Crib Detail w/childKeep kids safe from bedroom dangers, and you’ll all sleep soundly.

Your child’s room may have soothing pastel walls and toys that play lullabies. But cute details won’t ensure kids’ safety. Moms and dads need only do a little homework to easily prevent hazards.

Crib slats should be spaced no more than 2 3/8 inches (60 mm) apart. Parents who use vintage cribs and furniture (or pieces from their childhood rooms) should make sure they meet this standard. Also, make sure kids’ furniture does not contain lead paint. Check to ensure that the mattress fits snugly into the crib so the baby cannot become trapped between the mattress and the crib. Remove above-crib mobiles when infants are 6 to 9 months old. If they can reach an alluring mobile, they can grab it, pull it down and risk choking or strangling.

Kids may clamor to sleep in comfortable oversized T-shirts, but parents should not let them. Cotton and cotton-blend garments, especially super-sized ones, are easily ignited and can cause serious burns. Federal law requires that all sleepwear for kids 9 months and older be flame-resistant or snug fitting. Government figures show that burns are a top cause of death among children 14 and younger. And, according to recent data from the National Safety Council, some 540 kids died in fires or from burns in a single year.

Toy chests
Inspect any toy chest to be sure it is not airtight since young children sometimes like to crawl in that little space to hide or explore.
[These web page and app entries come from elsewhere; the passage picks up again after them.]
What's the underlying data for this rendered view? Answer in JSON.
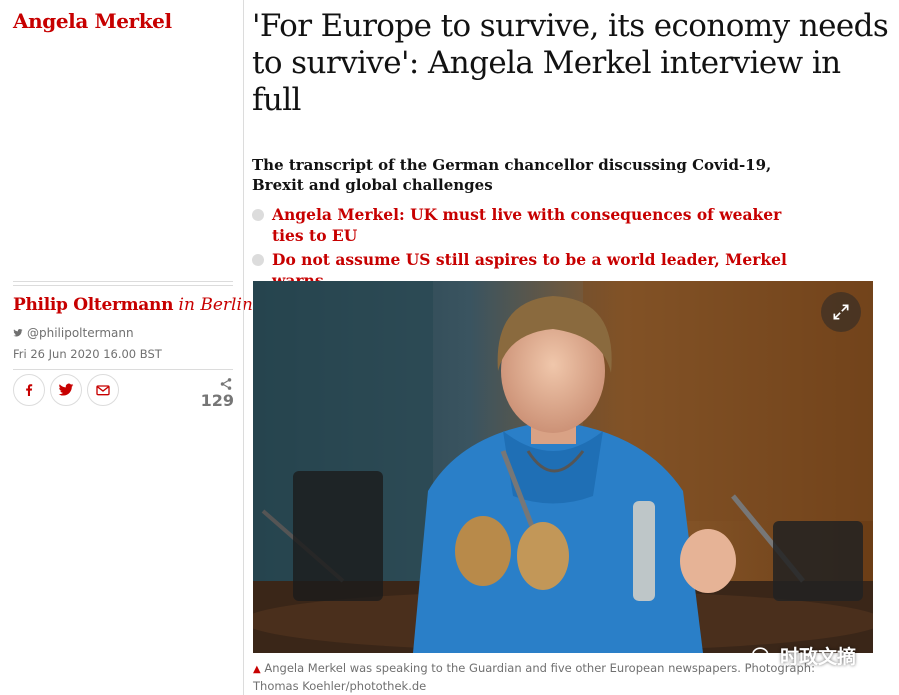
{
  "section": {
    "label": "Angela Merkel"
  },
  "article": {
    "headline": "'For Europe to survive, its economy needs to survive': Angela Merkel interview in full",
    "standfirst": "The transcript of the German chancellor discussing Covid-19, Brexit and global challenges",
    "related": [
      {
        "label": "Angela Merkel: UK must live with consequences of weaker ties to EU"
      },
      {
        "label": "Do not assume US still aspires to be a world leader, Merkel warns"
      }
    ]
  },
  "byline": {
    "author": "Philip Oltermann",
    "location": "in Berlin",
    "twitter": "@philipoltermann",
    "date": "Fri 26 Jun 2020 16.00 BST"
  },
  "share": {
    "icons": [
      "facebook-icon",
      "twitter-icon",
      "email-icon"
    ],
    "count": "129"
  },
  "image": {
    "caption": "Angela Merkel was speaking to the Guardian and five other European newspapers. Photograph: Thomas Koehler/photothek.de"
  },
  "watermark": {
    "text": "时政文摘"
  },
  "colors": {
    "accent": "#c70000",
    "text": "#121212",
    "muted": "#707070",
    "rule": "#dcdcdc"
  }
}
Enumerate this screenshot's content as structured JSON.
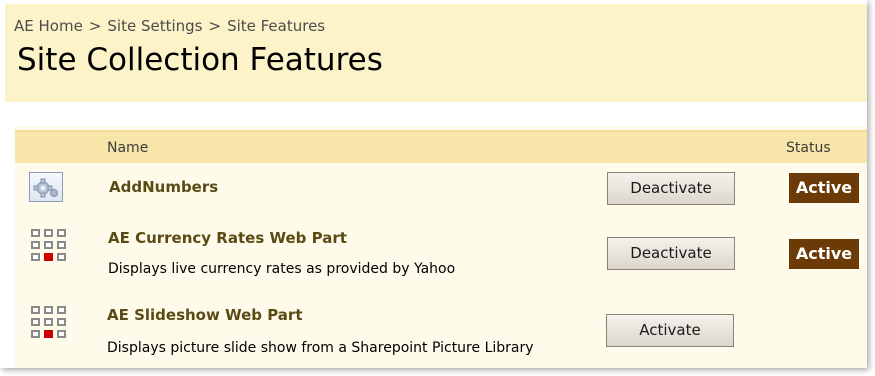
{
  "breadcrumb": {
    "items": [
      "AE Home",
      "Site Settings",
      "Site Features"
    ],
    "separator": ">"
  },
  "page": {
    "title": "Site Collection Features"
  },
  "table": {
    "headers": {
      "name": "Name",
      "status": "Status"
    },
    "features": [
      {
        "name": "AddNumbers",
        "description": "",
        "icon": "gear-feature-icon",
        "button_label": "Deactivate",
        "status": "Active"
      },
      {
        "name": "AE Currency Rates Web Part",
        "description": "Displays live currency rates as provided by Yahoo",
        "icon": "web-part-grid-icon",
        "button_label": "Deactivate",
        "status": "Active"
      },
      {
        "name": "AE Slideshow Web Part",
        "description": "Displays picture slide show from a Sharepoint Picture Library",
        "icon": "web-part-grid-icon",
        "button_label": "Activate",
        "status": ""
      }
    ]
  },
  "colors": {
    "title_bg": "#fcf3c8",
    "header_bg": "#f7e5a9",
    "content_bg": "#fffbea",
    "status_active_bg": "#6b3a06",
    "feature_name": "#5a4a14"
  }
}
If necessary, drill holes in older models for ventilation. All toy boxes should have hinges that won’t nip little fingers and a lid that isn’t so heavy it can crush small hands.

Small items 
Adults’ bedrooms are havens for jewelry, buttons and pins that held dry-cleaned items on hangers. You may not notice if these tiny pieces fall on the floor. But curious crawlers or toddlers may find them, and possibly try to eat them. Be sure to regularly scan night tables and carpeting for these items, to reduce choking hazards and eye injuries, says Connie Harvey, a health and safety expert for the American Red Cross.

Cover sharp edges that can gouge a child’s eye or cut kids’ heads. Rocking chairs can pinch small feet if a child grabs the chair while standing close to it. Wedge a book under the rocker to prevent it from moving and crushing a child’s hands or feet.

This article was originally published by June Bell on realtor.com. To see the original article, click here.